The conservatives can give all sorts of reasons for why this discrimination is acceptable, from the irrational “the Bible says so” to the rational, if selfish, “I just don’t like it.” I believe it’s actually a little simpler and far more insidious than that. I believe that they are afraid. Not afraid of what these “wicked” people will do to the American Ideal, but afraid of change.

Our society remains in a state of flux, constantly evolving and changing. Fifty years ago, women were expected to set aside their own personalities, dreams, and desires, to become stay-at-home mothers and wives. One hundred and fifty years ago, it was legal to buy and sell black men and women at will. Two hundred and fifty years ago, the concept of America didn’t even exist.

It’s time to take a step forward, ignoring the crusaders of the status quo; those who would prefer to force their prejudices on others – those who, in the past, also supported the ideas of sexism, slavery, and crown rule. Those were bad ideas then. Fighting a change to create a more tolerant society is a bad idea now.

Show me some spine, folks, and tell me what you think. All responsible viewpoints are welcome at… Incoherent ramblings will probably be okay, too.


  1. Since my wife and I were married in a civil service, how does that make ours a marriage in the Neocon eyes? I really do get confused on this matter in their "Sanctity of Marriage" defense. There was no "sanctity" or "sacredness" as it wasn't a religious ceremony. How is that different?

  2. Thanks for posting this, I have enjoyed your other posts as well.

    I was one of the "afraid" crowd, somewhere along the line I realized what I was really afraid of was change. Then someone told me it's much harder to bend the will of the universe than your own. Life got easier that day...

  3. Rustyg,

    If most of us were honest, we'd all admit what you just wrote - that it's change that frightens us, not necessarily the kind of change it is. I'll say that I was in college before I got over my fear of change, the unknown, and all that rot - and became a better man because of it.

    I'm glad to see you're already there, and it's probably even better that you know how you did it.

    Welcome! And thank you for the kind words.

  4. Tom, you seem to have forgotten the... ahem... logic of the fringe right. As good, God-fearing heterosexual people, choosing to be wed in a civil ceremony is still "marriage."

    But if you were evil, Baal-worshiping homosexual folks, no matter where you were wed, you would be joined in a "civil union."

    There's no logic to it. It's just emotion.

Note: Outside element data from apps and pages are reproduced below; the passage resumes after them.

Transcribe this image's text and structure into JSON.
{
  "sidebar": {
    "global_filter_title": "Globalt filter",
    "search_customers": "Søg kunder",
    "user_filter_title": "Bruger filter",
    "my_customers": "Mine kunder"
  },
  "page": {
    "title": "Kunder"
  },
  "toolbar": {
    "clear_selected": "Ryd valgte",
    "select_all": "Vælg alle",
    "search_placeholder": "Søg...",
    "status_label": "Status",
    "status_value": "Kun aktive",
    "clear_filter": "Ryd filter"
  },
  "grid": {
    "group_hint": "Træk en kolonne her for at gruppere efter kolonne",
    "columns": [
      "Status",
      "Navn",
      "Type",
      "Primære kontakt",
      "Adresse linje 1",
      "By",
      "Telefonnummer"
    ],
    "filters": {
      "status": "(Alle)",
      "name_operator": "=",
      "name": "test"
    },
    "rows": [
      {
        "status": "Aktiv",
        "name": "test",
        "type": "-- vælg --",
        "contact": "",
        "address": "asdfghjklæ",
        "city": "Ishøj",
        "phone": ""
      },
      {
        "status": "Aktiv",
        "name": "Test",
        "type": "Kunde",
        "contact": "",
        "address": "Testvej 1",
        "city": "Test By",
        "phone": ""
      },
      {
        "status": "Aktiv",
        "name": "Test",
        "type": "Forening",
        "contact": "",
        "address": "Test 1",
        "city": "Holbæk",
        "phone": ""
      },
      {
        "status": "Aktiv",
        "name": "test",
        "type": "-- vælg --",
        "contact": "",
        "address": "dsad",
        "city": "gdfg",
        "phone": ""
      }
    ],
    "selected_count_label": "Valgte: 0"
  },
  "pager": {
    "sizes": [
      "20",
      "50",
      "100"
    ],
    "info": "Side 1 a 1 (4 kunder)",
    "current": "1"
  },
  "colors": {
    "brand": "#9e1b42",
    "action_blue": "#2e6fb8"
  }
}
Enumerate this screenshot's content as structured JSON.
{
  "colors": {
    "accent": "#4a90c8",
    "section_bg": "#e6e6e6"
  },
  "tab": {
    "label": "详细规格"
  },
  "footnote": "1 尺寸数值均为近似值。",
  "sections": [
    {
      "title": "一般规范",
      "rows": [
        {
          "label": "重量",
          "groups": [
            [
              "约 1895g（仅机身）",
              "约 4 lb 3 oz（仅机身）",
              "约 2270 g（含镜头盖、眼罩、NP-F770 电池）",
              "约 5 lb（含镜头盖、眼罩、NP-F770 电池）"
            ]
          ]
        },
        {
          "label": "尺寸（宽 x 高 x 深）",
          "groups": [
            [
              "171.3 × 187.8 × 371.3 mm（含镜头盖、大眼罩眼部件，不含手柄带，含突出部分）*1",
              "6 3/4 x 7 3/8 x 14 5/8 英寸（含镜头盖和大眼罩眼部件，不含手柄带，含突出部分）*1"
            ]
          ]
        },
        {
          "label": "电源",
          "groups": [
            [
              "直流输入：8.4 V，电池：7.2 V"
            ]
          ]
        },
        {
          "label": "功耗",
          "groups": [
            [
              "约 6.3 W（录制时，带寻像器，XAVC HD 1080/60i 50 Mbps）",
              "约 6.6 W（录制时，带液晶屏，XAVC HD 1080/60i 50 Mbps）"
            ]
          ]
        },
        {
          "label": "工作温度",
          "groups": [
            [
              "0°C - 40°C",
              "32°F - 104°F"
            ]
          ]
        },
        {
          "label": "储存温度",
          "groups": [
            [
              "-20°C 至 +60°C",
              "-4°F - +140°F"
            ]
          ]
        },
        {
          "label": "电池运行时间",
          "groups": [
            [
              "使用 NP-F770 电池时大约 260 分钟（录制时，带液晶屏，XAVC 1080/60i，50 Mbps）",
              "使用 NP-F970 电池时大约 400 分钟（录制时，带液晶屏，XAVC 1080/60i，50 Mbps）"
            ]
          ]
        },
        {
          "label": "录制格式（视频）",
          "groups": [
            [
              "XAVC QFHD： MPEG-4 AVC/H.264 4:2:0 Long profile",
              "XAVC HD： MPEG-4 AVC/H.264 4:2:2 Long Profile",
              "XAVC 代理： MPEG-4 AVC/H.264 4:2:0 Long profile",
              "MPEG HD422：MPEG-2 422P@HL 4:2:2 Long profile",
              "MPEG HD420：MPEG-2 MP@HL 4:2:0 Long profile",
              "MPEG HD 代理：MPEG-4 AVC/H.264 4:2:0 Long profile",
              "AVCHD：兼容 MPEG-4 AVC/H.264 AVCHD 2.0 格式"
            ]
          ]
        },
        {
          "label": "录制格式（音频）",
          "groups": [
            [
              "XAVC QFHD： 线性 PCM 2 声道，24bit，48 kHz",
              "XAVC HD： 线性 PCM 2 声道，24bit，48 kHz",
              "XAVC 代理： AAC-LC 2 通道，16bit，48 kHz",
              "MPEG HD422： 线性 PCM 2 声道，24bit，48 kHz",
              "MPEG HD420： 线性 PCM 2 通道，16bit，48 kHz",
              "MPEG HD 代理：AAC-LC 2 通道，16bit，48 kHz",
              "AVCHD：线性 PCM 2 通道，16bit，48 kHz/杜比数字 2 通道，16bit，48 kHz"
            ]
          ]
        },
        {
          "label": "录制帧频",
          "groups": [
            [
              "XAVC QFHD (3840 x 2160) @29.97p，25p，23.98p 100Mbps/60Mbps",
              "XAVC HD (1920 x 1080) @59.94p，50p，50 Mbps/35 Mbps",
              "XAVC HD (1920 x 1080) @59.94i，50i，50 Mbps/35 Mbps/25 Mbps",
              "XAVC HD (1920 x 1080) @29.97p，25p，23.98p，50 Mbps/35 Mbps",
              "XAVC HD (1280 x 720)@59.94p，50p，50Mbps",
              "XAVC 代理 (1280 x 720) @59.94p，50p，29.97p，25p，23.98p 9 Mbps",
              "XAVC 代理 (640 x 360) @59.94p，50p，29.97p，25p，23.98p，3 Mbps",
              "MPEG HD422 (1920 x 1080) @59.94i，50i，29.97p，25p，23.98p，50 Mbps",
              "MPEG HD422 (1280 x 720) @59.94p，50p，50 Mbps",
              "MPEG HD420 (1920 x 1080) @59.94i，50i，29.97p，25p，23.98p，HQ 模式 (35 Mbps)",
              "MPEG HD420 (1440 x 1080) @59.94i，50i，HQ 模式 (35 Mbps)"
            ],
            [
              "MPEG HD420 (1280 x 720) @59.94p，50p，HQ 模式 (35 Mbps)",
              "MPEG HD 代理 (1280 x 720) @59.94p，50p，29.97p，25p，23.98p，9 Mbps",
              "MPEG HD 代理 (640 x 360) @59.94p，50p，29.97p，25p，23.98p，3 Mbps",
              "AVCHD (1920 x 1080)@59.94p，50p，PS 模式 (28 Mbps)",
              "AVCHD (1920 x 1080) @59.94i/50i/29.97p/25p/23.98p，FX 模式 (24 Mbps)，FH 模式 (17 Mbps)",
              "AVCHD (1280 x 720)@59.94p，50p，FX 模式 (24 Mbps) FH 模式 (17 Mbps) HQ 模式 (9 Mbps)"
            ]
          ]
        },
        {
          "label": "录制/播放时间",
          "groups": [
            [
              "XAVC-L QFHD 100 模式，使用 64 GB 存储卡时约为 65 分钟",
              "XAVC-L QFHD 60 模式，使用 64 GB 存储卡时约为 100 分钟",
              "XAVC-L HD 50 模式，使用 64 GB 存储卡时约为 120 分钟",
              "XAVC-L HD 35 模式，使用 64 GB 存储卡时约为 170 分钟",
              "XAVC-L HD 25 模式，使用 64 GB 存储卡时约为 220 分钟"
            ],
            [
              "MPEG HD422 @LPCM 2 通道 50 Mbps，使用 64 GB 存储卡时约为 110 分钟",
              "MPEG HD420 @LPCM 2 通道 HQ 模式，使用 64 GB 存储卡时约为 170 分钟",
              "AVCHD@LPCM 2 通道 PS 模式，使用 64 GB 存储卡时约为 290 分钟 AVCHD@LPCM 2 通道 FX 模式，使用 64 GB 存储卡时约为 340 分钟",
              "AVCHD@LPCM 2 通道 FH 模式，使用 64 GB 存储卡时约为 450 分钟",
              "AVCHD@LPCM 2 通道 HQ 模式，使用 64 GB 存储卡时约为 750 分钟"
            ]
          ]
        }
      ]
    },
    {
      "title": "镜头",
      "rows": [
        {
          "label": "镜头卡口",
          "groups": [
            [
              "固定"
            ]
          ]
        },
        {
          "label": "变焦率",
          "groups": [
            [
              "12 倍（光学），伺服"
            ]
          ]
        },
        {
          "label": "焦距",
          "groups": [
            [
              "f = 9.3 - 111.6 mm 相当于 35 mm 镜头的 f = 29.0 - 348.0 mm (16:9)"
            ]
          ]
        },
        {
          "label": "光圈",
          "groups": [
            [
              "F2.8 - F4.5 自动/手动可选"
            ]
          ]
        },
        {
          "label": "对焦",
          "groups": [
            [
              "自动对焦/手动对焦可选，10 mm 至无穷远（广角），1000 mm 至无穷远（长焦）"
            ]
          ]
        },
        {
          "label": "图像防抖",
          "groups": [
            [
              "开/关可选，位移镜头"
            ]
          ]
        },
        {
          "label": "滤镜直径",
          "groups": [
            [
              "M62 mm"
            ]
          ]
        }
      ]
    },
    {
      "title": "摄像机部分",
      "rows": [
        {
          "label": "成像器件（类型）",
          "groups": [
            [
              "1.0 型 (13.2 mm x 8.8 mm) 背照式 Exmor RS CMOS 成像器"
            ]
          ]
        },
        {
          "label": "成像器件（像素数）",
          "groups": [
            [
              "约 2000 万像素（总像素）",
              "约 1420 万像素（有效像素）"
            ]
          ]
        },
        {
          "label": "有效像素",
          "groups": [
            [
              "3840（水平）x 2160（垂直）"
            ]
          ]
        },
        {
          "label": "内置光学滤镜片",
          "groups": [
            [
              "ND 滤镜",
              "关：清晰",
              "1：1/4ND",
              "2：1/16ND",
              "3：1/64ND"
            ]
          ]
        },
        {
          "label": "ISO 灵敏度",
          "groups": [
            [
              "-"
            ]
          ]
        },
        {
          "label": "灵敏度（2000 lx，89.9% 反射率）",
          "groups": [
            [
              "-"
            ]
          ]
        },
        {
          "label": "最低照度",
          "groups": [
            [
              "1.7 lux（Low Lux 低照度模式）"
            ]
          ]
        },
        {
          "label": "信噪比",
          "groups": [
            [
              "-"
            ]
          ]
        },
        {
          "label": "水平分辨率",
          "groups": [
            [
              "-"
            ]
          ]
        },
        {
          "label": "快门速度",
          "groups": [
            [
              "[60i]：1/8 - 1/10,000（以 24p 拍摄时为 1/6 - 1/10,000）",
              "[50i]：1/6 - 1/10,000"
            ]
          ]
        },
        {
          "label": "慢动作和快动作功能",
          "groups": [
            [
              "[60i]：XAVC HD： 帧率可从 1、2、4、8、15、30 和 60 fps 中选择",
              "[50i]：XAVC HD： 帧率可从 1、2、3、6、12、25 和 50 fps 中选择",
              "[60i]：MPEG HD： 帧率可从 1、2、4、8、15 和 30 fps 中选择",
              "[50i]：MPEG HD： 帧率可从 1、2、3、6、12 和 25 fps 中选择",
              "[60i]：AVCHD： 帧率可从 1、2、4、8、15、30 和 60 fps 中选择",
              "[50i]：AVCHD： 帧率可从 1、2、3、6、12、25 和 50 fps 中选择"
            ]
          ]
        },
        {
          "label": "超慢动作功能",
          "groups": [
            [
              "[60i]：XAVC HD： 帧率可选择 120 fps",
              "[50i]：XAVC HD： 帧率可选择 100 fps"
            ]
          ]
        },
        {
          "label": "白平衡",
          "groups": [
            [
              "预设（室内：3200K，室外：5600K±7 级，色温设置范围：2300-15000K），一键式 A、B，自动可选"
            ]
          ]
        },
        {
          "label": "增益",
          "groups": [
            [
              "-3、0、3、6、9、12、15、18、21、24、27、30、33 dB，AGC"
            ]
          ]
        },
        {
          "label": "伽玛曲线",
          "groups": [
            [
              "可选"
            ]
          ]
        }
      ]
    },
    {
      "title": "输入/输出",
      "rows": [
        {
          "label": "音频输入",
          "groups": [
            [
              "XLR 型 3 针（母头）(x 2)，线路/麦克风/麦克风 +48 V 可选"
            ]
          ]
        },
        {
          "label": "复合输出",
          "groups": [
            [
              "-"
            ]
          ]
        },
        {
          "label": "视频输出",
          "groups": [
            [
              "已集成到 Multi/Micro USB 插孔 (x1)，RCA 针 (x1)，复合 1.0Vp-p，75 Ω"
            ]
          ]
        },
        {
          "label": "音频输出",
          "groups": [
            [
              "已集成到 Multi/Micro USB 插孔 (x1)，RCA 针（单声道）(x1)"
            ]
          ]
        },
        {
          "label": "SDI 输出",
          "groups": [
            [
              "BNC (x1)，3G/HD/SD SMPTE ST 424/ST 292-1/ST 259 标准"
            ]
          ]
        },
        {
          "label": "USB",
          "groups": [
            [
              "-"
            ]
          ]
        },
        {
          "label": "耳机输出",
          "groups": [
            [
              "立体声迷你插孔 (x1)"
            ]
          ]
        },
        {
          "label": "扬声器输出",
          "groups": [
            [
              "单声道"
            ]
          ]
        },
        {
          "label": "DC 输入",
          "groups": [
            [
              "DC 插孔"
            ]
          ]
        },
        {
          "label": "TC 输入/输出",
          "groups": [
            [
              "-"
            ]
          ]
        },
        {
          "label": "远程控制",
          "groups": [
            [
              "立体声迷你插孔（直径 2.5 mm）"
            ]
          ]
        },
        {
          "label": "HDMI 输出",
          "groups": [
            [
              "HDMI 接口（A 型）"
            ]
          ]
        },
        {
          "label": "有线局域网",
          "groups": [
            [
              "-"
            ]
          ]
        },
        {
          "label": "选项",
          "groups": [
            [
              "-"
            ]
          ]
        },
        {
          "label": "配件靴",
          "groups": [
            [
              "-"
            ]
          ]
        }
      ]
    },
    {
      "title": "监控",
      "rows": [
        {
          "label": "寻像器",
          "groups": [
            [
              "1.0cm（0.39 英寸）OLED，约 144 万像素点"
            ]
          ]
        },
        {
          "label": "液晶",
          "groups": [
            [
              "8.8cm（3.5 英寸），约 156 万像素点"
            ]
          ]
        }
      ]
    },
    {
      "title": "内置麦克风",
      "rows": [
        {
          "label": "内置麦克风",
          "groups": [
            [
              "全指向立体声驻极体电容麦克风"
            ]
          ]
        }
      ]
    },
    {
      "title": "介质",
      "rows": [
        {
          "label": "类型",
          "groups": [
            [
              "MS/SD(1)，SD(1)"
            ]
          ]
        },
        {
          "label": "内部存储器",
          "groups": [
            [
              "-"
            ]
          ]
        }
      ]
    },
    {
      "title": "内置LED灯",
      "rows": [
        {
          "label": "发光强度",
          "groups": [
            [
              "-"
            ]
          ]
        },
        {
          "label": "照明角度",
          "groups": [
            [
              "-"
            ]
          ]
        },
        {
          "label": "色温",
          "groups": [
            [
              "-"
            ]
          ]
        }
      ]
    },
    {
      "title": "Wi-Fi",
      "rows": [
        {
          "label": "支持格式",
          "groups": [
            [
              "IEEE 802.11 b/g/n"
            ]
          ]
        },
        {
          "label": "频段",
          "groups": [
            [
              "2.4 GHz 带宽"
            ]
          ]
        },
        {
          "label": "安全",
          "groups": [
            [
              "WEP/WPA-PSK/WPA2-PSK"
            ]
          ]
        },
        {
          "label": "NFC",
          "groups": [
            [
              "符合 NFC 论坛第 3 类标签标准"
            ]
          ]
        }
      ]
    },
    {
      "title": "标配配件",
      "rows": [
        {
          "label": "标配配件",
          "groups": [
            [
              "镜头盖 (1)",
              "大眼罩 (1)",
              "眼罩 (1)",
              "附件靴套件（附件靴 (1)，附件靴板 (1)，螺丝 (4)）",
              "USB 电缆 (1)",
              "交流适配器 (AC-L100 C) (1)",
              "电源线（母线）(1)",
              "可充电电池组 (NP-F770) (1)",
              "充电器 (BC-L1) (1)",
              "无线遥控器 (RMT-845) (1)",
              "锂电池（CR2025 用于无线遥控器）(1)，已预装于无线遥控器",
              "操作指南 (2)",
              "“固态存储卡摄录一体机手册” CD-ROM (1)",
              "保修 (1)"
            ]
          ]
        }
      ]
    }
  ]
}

You and Lisa are MARRIED, just like any straight couple is, and just like any gay couple should be.

    (Republican Logic = Oh, you're actually heterosexual, but you're evil and worship Baal? Well, you're going to Hell, but at least you're going married!)